The Court finds that neither Congress' claimed legislative justifications nor any of the proposed reasons proffered by BLAG constitute bases rationally related to any of the alleged governmental interests. Further, after concluding that neither the law nor the record can sustain any of the interests suggested, the Court, having tried on its own, cannot conceive of any additional interests that DOMA might further.... 
Prejudice, we are beginning to understand, rises not from malice or hostile animus alone. It may result as well from insensitivity caused by simple want of careful, rational reflection or from some instinctive mechanism to guard against people who appear to be different in some respects from ourselves.
This is not the first time we've talked about this claim that there is "no rational basis" for this definition of marriage.  I remain astonished by the claim, however, because this definition of marriage is backed by a huge amount of rational argument, with a history of hundreds of years.  Just last fall, we looked at Aquinas' arguments on whether matrimony arises from natural law.

Let's make two points about this.

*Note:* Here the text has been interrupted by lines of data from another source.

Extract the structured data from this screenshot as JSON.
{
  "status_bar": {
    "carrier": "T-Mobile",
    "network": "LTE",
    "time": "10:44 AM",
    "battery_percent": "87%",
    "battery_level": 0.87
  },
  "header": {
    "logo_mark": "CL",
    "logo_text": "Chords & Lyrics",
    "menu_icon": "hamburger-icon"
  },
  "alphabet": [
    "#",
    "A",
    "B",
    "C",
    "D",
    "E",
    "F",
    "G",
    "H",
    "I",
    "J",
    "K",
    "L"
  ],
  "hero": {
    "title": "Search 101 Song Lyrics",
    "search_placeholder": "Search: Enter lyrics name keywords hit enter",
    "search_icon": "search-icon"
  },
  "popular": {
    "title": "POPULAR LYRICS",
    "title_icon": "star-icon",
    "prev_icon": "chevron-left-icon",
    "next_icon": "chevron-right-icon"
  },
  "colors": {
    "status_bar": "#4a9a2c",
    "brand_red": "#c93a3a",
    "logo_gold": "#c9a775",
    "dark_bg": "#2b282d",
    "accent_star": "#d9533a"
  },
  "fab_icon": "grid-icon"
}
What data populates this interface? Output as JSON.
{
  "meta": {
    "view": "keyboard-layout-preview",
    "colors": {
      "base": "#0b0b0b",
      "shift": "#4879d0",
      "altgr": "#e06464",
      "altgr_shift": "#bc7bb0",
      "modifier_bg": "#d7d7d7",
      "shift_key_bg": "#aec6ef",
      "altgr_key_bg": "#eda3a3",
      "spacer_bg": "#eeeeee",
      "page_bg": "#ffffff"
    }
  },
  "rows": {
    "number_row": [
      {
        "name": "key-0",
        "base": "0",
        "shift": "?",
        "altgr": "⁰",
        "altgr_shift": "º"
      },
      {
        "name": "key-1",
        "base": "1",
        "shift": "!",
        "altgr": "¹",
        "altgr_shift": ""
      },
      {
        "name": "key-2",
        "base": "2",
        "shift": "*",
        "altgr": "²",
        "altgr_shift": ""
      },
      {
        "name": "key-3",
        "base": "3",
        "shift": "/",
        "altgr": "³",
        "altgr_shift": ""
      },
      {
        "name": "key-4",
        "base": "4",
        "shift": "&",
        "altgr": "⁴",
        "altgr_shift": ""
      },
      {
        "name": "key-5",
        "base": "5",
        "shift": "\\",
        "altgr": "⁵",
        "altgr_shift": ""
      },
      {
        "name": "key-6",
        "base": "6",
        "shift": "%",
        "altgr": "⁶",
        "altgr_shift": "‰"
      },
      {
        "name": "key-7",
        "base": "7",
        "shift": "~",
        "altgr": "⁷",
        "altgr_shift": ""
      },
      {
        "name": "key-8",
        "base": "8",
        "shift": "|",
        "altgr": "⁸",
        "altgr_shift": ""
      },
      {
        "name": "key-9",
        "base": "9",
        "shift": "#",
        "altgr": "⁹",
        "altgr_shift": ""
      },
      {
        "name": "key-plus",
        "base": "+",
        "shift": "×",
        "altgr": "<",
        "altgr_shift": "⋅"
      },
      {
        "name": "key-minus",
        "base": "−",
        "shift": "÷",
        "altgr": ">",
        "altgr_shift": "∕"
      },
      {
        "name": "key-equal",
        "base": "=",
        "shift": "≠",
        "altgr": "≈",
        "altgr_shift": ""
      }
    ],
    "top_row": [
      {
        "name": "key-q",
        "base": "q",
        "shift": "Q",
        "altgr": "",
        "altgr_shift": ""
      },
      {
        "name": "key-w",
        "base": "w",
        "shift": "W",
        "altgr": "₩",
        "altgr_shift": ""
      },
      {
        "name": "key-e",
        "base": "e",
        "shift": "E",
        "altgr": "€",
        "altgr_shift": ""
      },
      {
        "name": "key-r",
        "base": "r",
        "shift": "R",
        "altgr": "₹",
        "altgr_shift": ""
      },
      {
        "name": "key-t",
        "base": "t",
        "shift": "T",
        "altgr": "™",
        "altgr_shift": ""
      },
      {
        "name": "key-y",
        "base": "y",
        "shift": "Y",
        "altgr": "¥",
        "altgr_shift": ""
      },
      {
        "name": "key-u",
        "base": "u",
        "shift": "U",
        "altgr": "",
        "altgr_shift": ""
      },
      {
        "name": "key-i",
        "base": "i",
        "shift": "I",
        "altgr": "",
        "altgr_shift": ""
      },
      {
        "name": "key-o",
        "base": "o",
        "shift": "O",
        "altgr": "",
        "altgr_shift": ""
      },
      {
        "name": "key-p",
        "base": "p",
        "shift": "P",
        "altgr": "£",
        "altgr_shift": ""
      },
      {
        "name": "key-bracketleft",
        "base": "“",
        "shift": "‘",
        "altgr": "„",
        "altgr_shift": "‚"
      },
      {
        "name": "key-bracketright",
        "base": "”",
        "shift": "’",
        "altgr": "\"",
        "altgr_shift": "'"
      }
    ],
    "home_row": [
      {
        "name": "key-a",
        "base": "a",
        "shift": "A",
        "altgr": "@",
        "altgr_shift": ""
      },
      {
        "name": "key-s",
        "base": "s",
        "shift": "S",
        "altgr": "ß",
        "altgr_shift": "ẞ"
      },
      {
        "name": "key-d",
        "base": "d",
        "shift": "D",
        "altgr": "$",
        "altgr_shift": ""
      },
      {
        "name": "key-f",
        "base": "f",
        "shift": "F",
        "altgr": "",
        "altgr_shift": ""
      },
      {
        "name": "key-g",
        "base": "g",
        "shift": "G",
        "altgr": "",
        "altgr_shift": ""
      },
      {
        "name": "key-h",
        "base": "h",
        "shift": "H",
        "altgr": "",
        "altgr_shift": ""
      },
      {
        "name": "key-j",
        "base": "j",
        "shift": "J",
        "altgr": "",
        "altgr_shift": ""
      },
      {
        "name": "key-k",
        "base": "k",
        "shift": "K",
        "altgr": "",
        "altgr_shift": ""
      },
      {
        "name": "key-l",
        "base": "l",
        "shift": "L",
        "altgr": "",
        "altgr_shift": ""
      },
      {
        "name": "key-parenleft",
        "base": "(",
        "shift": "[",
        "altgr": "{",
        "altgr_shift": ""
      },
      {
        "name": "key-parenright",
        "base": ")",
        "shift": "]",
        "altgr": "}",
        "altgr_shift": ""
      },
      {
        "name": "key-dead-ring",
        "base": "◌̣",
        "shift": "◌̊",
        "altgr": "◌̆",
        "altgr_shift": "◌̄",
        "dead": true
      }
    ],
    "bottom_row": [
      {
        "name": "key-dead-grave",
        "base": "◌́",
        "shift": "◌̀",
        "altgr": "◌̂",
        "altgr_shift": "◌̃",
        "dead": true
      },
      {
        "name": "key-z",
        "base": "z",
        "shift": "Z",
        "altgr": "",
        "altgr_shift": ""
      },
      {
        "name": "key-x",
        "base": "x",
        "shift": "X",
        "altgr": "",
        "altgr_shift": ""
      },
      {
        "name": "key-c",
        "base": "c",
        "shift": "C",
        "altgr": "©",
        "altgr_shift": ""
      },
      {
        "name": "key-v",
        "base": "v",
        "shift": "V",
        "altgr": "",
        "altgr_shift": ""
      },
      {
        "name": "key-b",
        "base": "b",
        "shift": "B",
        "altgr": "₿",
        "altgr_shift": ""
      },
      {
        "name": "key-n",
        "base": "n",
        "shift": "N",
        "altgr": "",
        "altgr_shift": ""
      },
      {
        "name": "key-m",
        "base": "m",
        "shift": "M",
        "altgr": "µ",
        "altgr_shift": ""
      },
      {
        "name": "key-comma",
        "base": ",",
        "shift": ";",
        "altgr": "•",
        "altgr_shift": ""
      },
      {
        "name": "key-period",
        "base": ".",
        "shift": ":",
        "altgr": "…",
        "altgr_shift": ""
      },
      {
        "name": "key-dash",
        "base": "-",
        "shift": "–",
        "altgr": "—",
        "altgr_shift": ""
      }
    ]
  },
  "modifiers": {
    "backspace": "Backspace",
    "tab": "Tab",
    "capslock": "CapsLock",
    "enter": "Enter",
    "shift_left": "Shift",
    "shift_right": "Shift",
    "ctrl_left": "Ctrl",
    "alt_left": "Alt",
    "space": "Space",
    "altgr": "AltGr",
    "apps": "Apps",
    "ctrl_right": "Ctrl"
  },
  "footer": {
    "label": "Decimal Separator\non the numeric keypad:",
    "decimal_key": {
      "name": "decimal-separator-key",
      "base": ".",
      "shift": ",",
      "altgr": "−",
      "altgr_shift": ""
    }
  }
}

1)  Note the list of citations in the series of sophisticated arguments offered.  The principle cited sources are Cicero and Aristotle, from works on ethics, rhetoric, and politics.  There is only one Catholic text cited, and it's offered as an example of an argument Aquinas rejects.  This underlines the point -- recently made to the German parliament -- that natural law theory is not a Christian but a secular philosophy, one that arises chiefly from the Stoics but also from Aristotle.

2)  Aquinas follows Aristotle and Boethius in defining humanity in terms of its rational nature.  "A person is an individual substance of rational nature."

My point here is not that Aquinas' definition is right, or impossible to argue against, or that you should personally adopt it.  It is that the claim that this definition is without a rational basis is indefensible.  It is simply impossible to sustain that argument.

How much easier, though, to assert it!  How much easier to declare that the problem is "a simple want of careful, rational reflection" -- and that of a tradition founded on Aristotle, Aquinas, Cicero, Boethius, and the Stoics!


Dad29 said...

IT should be further noted that not ONE other society in the history of the world has adopted "same-sex" marriage.

Not ONE religious tradition has done so.

This is a revolution against nature and nature's God, plain and simple. It must be quashed, by whatever means necessary.

Grim said...

Well, some European countries have done so in recent years; the initial reporting on the consequence trends negative, but it's still early.

Still, you could dismiss 'no one has ever' or even 'there's a long history' as an irrational argument; both depend on informal fallacies (ad populum and ad antiquitatem, respectively). Aquinas' argument for matrimony arising from natural law, though, doesn't assert either such proposition; it's rooted in a very different kind of argument from the classical tradition.

It's also a little strange to assert that something like 'animus' likes at the back of this. Aquinas' argument wasn't driven by animosity towards gay marriage, because he never imagined such a thing. He was talking about issues like polygamy, which were relevant to him in his day. Aristotle's arguments from which he is drawing arise from a society as well-disposed towards male homosexuality as has ever existed.

Grim said...

By the way, when I say that it would be possible to dismiss those arguments as irrational, I don't mean to say that it is right to dismiss the arguments. A fallacious argument often proves to be true; it's just that its truth cannot be guaranteed by logic alone.

Logical forms are truth-preserving forms: assuming the antecedent is true and the form is logically sound, the conclusion must also be true. A fallacious argument can have a true antecedent and a false conclusion. Thus, it does not preserve truth in the way that a logically sound form does.

A fallacious argument can therefore have every single component of it true; or just the antecedent; or just the conclusion. You just can't guarantee that the conclusion is true based on the truth of the antecedent and the form.

karrde said...

I suspect that this is another case of arguing by assuming that Old and Culturally Deprecated means Disproved.

I agree; it is very worthwhile to study the logic of the argument.

I also notice that most people who discuss the redefinition of marriage aren't interested in rational argument. They are interested in winning or losing an argument over which part of society defines the meaning of idea.